## What to work on
All lines in the entries below that hold "stable" make up the answer.

## Provided data
BEGIN

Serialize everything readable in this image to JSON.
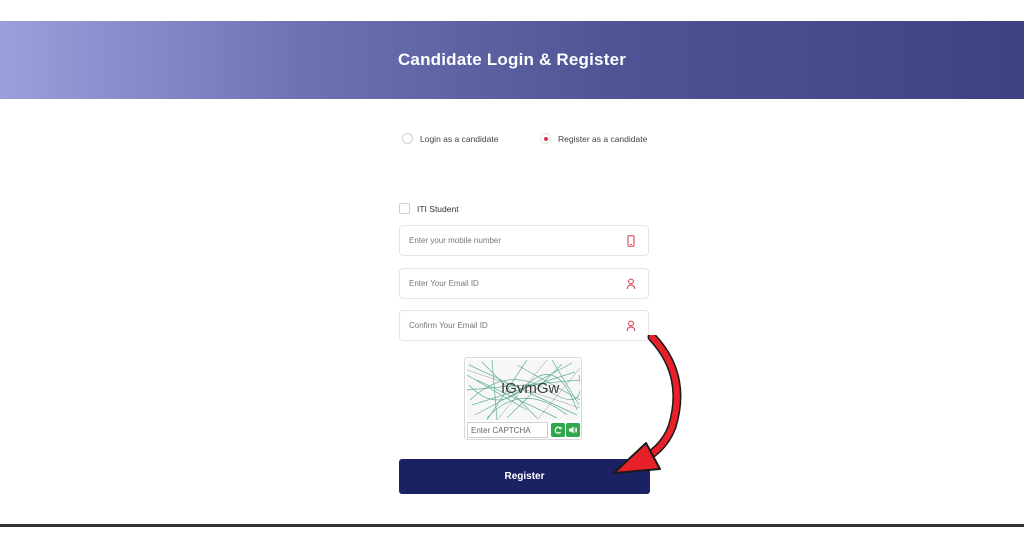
{
  "header": {
    "title": "Candidate Login & Register"
  },
  "mode_options": [
    {
      "label": "Login as a candidate",
      "selected": false
    },
    {
      "label": "Register as a candidate",
      "selected": true
    }
  ],
  "form": {
    "iti_student_label": "ITI Student",
    "mobile_placeholder": "Enter your mobile number",
    "email_placeholder": "Enter Your Email ID",
    "confirm_email_placeholder": "Confirm Your Email ID",
    "captcha": {
      "code": "IGvmGw",
      "input_placeholder": "Enter CAPTCHA",
      "refresh_icon": "refresh-icon",
      "audio_icon": "speaker-icon"
    },
    "submit_label": "Register"
  },
  "colors": {
    "banner_start": "#9aa0dc",
    "banner_end": "#3c4282",
    "accent_red": "#d33a4a",
    "submit_bg": "#1b2263",
    "captcha_button": "#2ea84a",
    "annotation_arrow": "#e8202a"
  }
}
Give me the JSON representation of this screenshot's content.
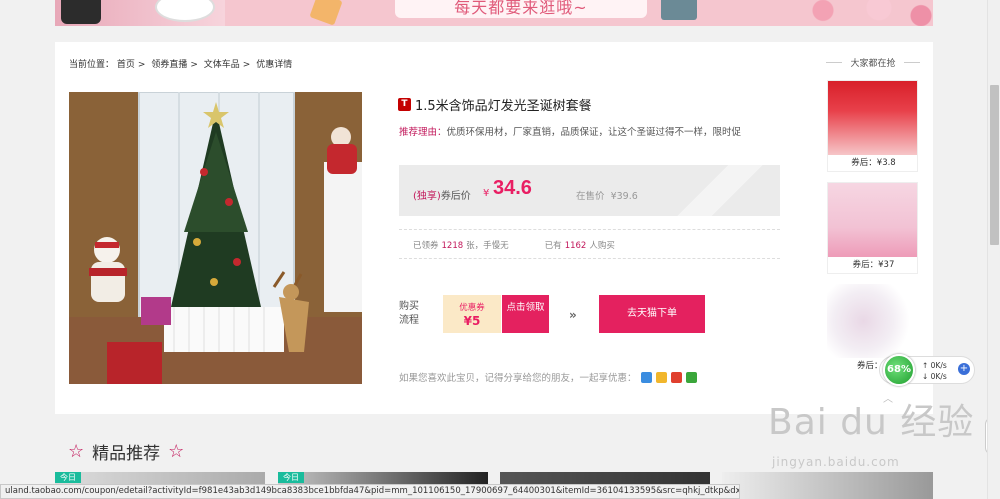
{
  "banner": {
    "text": "每天都要来逛哦~"
  },
  "breadcrumb": {
    "prefix": "当前位置：",
    "items": [
      "首页",
      "领券直播",
      "文体车品",
      "优惠详情"
    ],
    "separator": ">"
  },
  "product": {
    "platform_icon": "T",
    "title": "1.5米含饰品灯发光圣诞树套餐",
    "reason_label": "推荐理由：",
    "reason_text": "优质环保用材，厂家直销，品质保证，让这个圣诞过得不一样，限时促",
    "price_label_excl": "(独享)",
    "price_label": "券后价",
    "currency": "¥",
    "price": "34.6",
    "orig_price_label": "在售价",
    "orig_price": "¥39.6",
    "stats": {
      "coupons_claimed_label": "已领券",
      "coupons_claimed": "1218",
      "coupons_claimed_suffix": "张，手慢无",
      "buyers_label": "已有",
      "buyers": "1162",
      "buyers_suffix": "人购买"
    }
  },
  "flow": {
    "label": "购买流程",
    "coupon_title": "优惠券",
    "coupon_value": "¥5",
    "claim_button": "点击领取",
    "arrows": "»",
    "tmall_button": "去天猫下单"
  },
  "share": {
    "text": "如果您喜欢此宝贝，记得分享给您的朋友，一起享优惠：",
    "icons": [
      "qzone-icon",
      "qq-share-icon",
      "weibo-icon",
      "wechat-icon"
    ]
  },
  "sidebar": {
    "title": "大家都在抢",
    "items": [
      {
        "price": "券后：¥3.8"
      },
      {
        "price": "券后：¥37"
      },
      {
        "price": "券后：¥"
      }
    ]
  },
  "recommend": {
    "title": "精品推荐",
    "cards": [
      {
        "tag": "今日"
      },
      {
        "tag": "今日"
      },
      {
        "tag": ""
      },
      {
        "tag": ""
      }
    ]
  },
  "status_url": "uland.taobao.com/coupon/edetail?activityId=f981e43ab3d149bca8383bce1bbfda47&pid=mm_101106150_17900697_64400301&itemId=36104133595&src=qhkj_dtkp&dx=1",
  "net_widget": {
    "percent": "68%",
    "up": "0K/s",
    "down": "0K/s"
  },
  "watermark": {
    "main": "Bai du 经验",
    "sub": "jingyan.baidu.com"
  },
  "colors": {
    "accent": "#e4215f",
    "price": "#e91e63",
    "coupon_bg": "#fbe9c7"
  }
}
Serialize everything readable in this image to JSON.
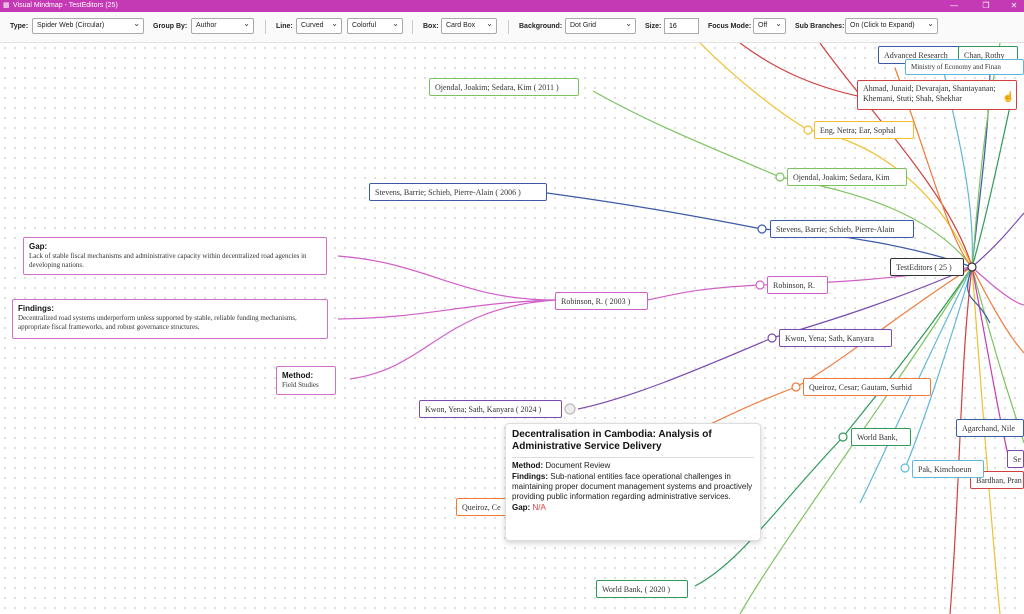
{
  "window": {
    "title": "Visual Mindmap - TestEditors (25)",
    "app_icon": "mindmap-icon"
  },
  "toolbar": {
    "type_label": "Type:",
    "type_value": "Spider Web (Circular)",
    "group_label": "Group By:",
    "group_value": "Author",
    "line_label": "Line:",
    "line_style": "Curved",
    "line_color": "Colorful",
    "box_label": "Box:",
    "box_value": "Card Box",
    "bg_label": "Background:",
    "bg_value": "Dot Grid",
    "size_label": "Size:",
    "size_value": "16",
    "focus_label": "Focus Mode:",
    "focus_value": "Off",
    "sub_label": "Sub Branches:",
    "sub_value": "On (Click to Expand)"
  },
  "colors": {
    "accent": "#c43ab4",
    "green": "#7cc35f",
    "blue": "#3b5aa8",
    "pink": "#d060c8",
    "purple": "#7a4ab0",
    "orange": "#f07a3a",
    "yellow": "#f0c030",
    "red": "#d04040",
    "darkgreen": "#2f9a5a"
  },
  "center": {
    "label": "TestEditors ( 25 )"
  },
  "nodes": {
    "advanced": "Advanced Research",
    "chan": "Chan, Rothy",
    "ministry": "Ministry of Economy and Finan",
    "ahmad": "Ahmad, Junaid; Devarajan, Shantayanan; Khemani, Stuti; Shah, Shekhar",
    "eng": "Eng, Netra; Ear, Sophal",
    "ojendal_2011": "Ojendal, Joakim; Sedara, Kim ( 2011 )",
    "ojendal": "Ojendal, Joakim; Sedara, Kim",
    "stevens_2006": "Stevens, Barrie; Schieb, Pierre-Alain ( 2006 )",
    "stevens": "Stevens, Barrie; Schieb, Pierre-Alain",
    "robinson_2003": "Robinson, R. ( 2003 )",
    "robinson": "Robinson, R.",
    "kwon": "Kwon, Yena; Sath, Kanyara",
    "kwon_2024": "Kwon, Yena; Sath, Kanyara ( 2024 )",
    "queiroz": "Queiroz, Cesar; Gautam, Surhid",
    "queiroz_left": "Queiroz, Ce",
    "worldbank": "World Bank,",
    "worldbank_2020": "World Bank, ( 2020 )",
    "agarchand": "Agarchand, Nile",
    "se": "Se",
    "pak": "Pak, Kimchoeun",
    "bardhan": "Bardhan, Pran"
  },
  "cards": {
    "gap": {
      "heading": "Gap:",
      "text": "Lack of stable fiscal mechanisms and administrative capacity within decentralized road agencies in developing nations."
    },
    "findings": {
      "heading": "Findings:",
      "text": "Decentralized road systems underperform unless supported by stable, reliable funding mechanisms, appropriate fiscal frameworks, and robust governance structures."
    },
    "method": {
      "heading": "Method:",
      "text": "Field Studies"
    }
  },
  "tooltip": {
    "title": "Decentralisation in Cambodia: Analysis of Administrative Service Delivery",
    "method_label": "Method:",
    "method_value": "Document Review",
    "findings_label": "Findings:",
    "findings_value": "Sub-national entities face operational challenges in maintaining proper document management systems and proactively providing public information regarding administrative services.",
    "gap_label": "Gap:",
    "gap_value": "N/A"
  }
}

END

## Finished task
      "text": "Lack of stable fiscal mechanisms and administrative capacity within decentralized road agencies in developing nations."
      "text": "Decentralized road systems underperform unless supported by stable, reliable funding mechanisms, appropriate fiscal frameworks, and robust governance structures."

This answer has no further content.